Following “Volta New-York”, the young Guadeloupean painter was one of the ten artists selected to appear in the visual arts magazine “Hyperallergic” of Brooklyn, New York. Moreover, other foreign magazines – such as “Frieze Magazine” in London – were also interested in his artistic work.

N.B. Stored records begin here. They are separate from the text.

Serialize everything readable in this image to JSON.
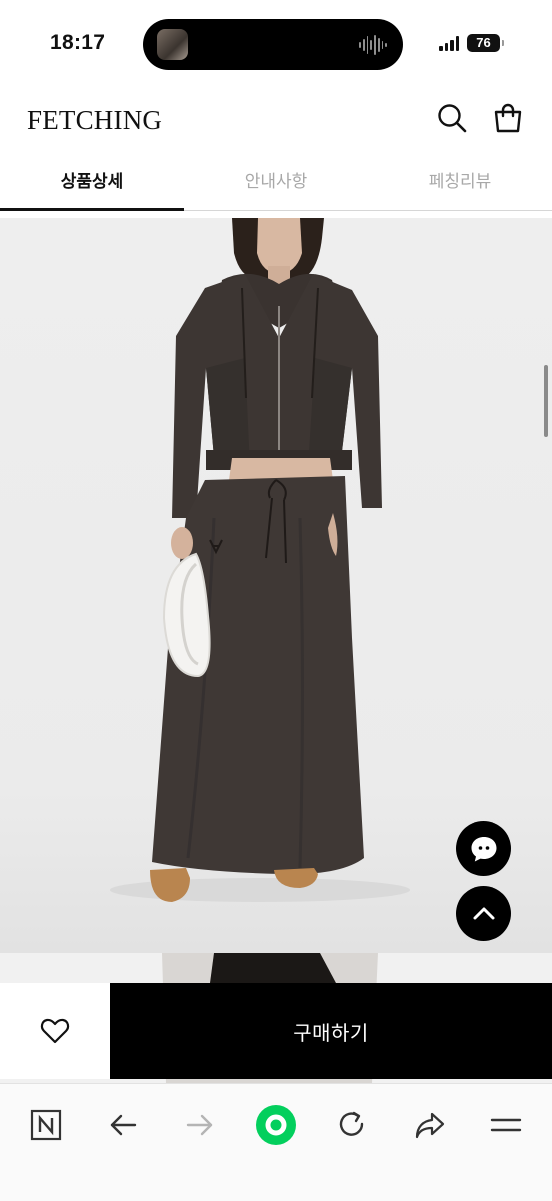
{
  "status_bar": {
    "time": "18:17",
    "battery": "76"
  },
  "header": {
    "brand": "FETCHING",
    "icons": [
      "search-icon",
      "shopping-bag-icon"
    ]
  },
  "tabs": [
    {
      "label": "상품상세",
      "active": true
    },
    {
      "label": "안내사항",
      "active": false
    },
    {
      "label": "페칭리뷰",
      "active": false
    }
  ],
  "floating_buttons": [
    "chat-icon",
    "arrow-up-icon"
  ],
  "purchase_bar": {
    "buy_label": "구매하기",
    "wishlist_icon": "heart-icon"
  },
  "browser_toolbar": {
    "icons": [
      "naver-icon",
      "back-arrow-icon",
      "forward-arrow-icon",
      "green-dot-icon",
      "refresh-icon",
      "share-icon",
      "menu-icon"
    ]
  },
  "colors": {
    "accent": "#000000",
    "browser_green": "#03cf5d",
    "tab_inactive": "#a8a8a8",
    "garment": "#3d3633"
  }
}
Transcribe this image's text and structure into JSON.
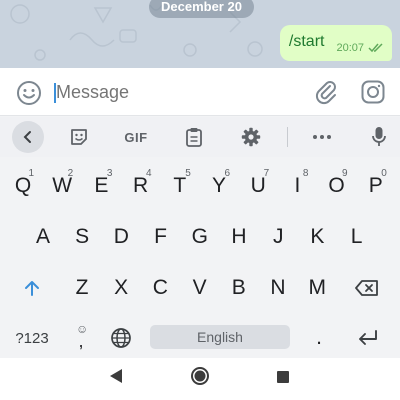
{
  "chat": {
    "date_label": "December 20",
    "message": {
      "text": "/start",
      "time": "20:07",
      "status_icon": "double-check-icon"
    }
  },
  "input": {
    "placeholder": "Message",
    "left_icon": "emoji-icon",
    "right_icons": [
      "attach-icon",
      "camera-icon"
    ]
  },
  "keyboard": {
    "toolbar": [
      "back-chevron-icon",
      "sticker-icon",
      "GIF",
      "clipboard-icon",
      "gear-icon",
      "more-icon",
      "mic-icon"
    ],
    "row1": [
      {
        "key": "Q",
        "hint": "1"
      },
      {
        "key": "W",
        "hint": "2"
      },
      {
        "key": "E",
        "hint": "3"
      },
      {
        "key": "R",
        "hint": "4"
      },
      {
        "key": "T",
        "hint": "5"
      },
      {
        "key": "Y",
        "hint": "6"
      },
      {
        "key": "U",
        "hint": "7"
      },
      {
        "key": "I",
        "hint": "8"
      },
      {
        "key": "O",
        "hint": "9"
      },
      {
        "key": "P",
        "hint": "0"
      }
    ],
    "row2": [
      "A",
      "S",
      "D",
      "F",
      "G",
      "H",
      "J",
      "K",
      "L"
    ],
    "row3": [
      "Z",
      "X",
      "C",
      "V",
      "B",
      "N",
      "M"
    ],
    "row4": {
      "symbols": "?123",
      "comma_hint": "☺",
      "comma": ",",
      "space": "English",
      "period": "."
    },
    "colors": {
      "accent": "#3b8fd9"
    }
  }
}
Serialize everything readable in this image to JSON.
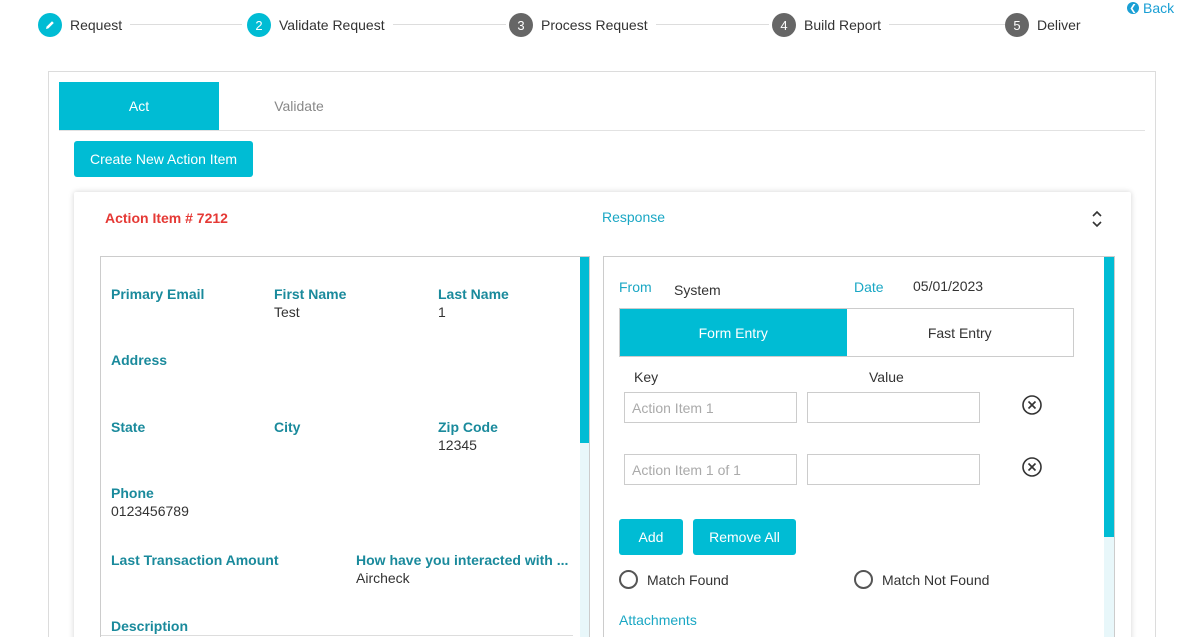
{
  "stepper": {
    "steps": [
      {
        "number": "",
        "label": "Request",
        "state": "done"
      },
      {
        "number": "2",
        "label": "Validate Request",
        "state": "active"
      },
      {
        "number": "3",
        "label": "Process Request",
        "state": "pending"
      },
      {
        "number": "4",
        "label": "Build Report",
        "state": "pending"
      },
      {
        "number": "5",
        "label": "Deliver",
        "state": "pending"
      }
    ]
  },
  "back": {
    "label": "Back"
  },
  "tabs": [
    {
      "label": "Act",
      "active": true
    },
    {
      "label": "Validate",
      "active": false
    }
  ],
  "create_button": {
    "label": "Create New Action Item"
  },
  "card": {
    "title": "Action Item # 7212",
    "response_label": "Response"
  },
  "details": {
    "primary_email": {
      "label": "Primary Email",
      "value": ""
    },
    "first_name": {
      "label": "First Name",
      "value": "Test"
    },
    "last_name": {
      "label": "Last Name",
      "value": "1"
    },
    "address": {
      "label": "Address",
      "value": ""
    },
    "state": {
      "label": "State",
      "value": ""
    },
    "city": {
      "label": "City",
      "value": ""
    },
    "zip_code": {
      "label": "Zip Code",
      "value": "12345"
    },
    "phone": {
      "label": "Phone",
      "value": "0123456789"
    },
    "last_transaction_amount": {
      "label": "Last Transaction Amount",
      "value": ""
    },
    "interaction": {
      "label": "How have you interacted with ...",
      "value": "Aircheck"
    },
    "description": {
      "label": "Description",
      "value": ""
    }
  },
  "response": {
    "from_label": "From",
    "from_value": "System",
    "date_label": "Date",
    "date_value": "05/01/2023",
    "mode_options": [
      {
        "label": "Form Entry",
        "selected": true
      },
      {
        "label": "Fast Entry",
        "selected": false
      }
    ],
    "key_header": "Key",
    "value_header": "Value",
    "rows": [
      {
        "key_placeholder": "Action Item 1",
        "value": ""
      },
      {
        "key_placeholder": "Action Item 1 of 1",
        "value": ""
      }
    ],
    "add_label": "Add",
    "remove_all_label": "Remove All",
    "match_found_label": "Match Found",
    "match_not_found_label": "Match Not Found",
    "attachments_label": "Attachments"
  },
  "colors": {
    "accent": "#00bcd4",
    "title_red": "#e53935",
    "field_label": "#1a8a9c"
  }
}
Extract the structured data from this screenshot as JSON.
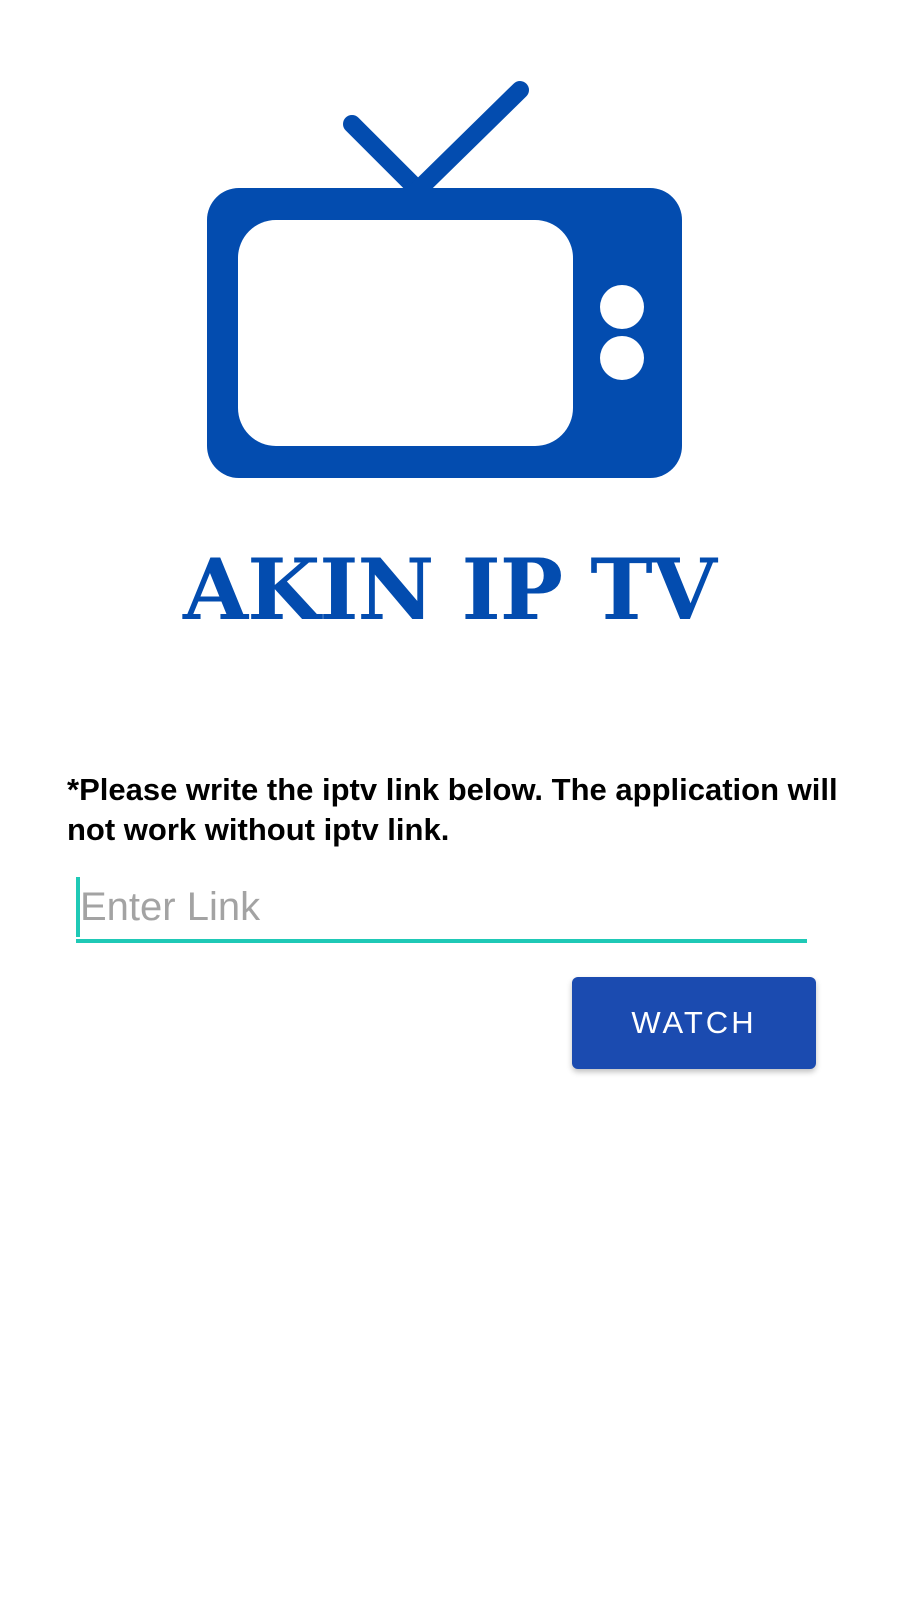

From 2016 to 2017, Ronald Cyrille is one of the four artists making up the itinerant exhibition called “Carré d’Art” organized by the Institut de Coopération Franco-Caraïbe (ICFC). Last year, with José Man Lius, Daniel Dabriou and Diane Hugé, the artist showed his paintings for a month at the Old Mill Cultural Centre in Roseau, Dominica, and for a month and a half at the Governor’s House in Saint John’s, Antigua. “I met with great pleasure Earl Darius Etienne who is one of the greatest Dominican painters; in Antigua and Dominica, we were well received, there was a real interest for our work and this trip allowed to locate Guadeloupe”, according to him.

From February 21 to May 12, his works are exhibited, for the second time, at the Maison des Arts de Bagneux in the Paris area. Other artists like Hervé Télémaque from Haiti, Anabell Guerrero from Venezuela and Alex Burke from Martinique also participate in this collective exhibition entitled “Mémoire Caraïbe” (Caribbean Memory).

It is clear that Ronald Cyrille, the “Black Bird”, is an ambassador for Guadeloupe, he needs to be more recognized locally so that he makes a living from his painting.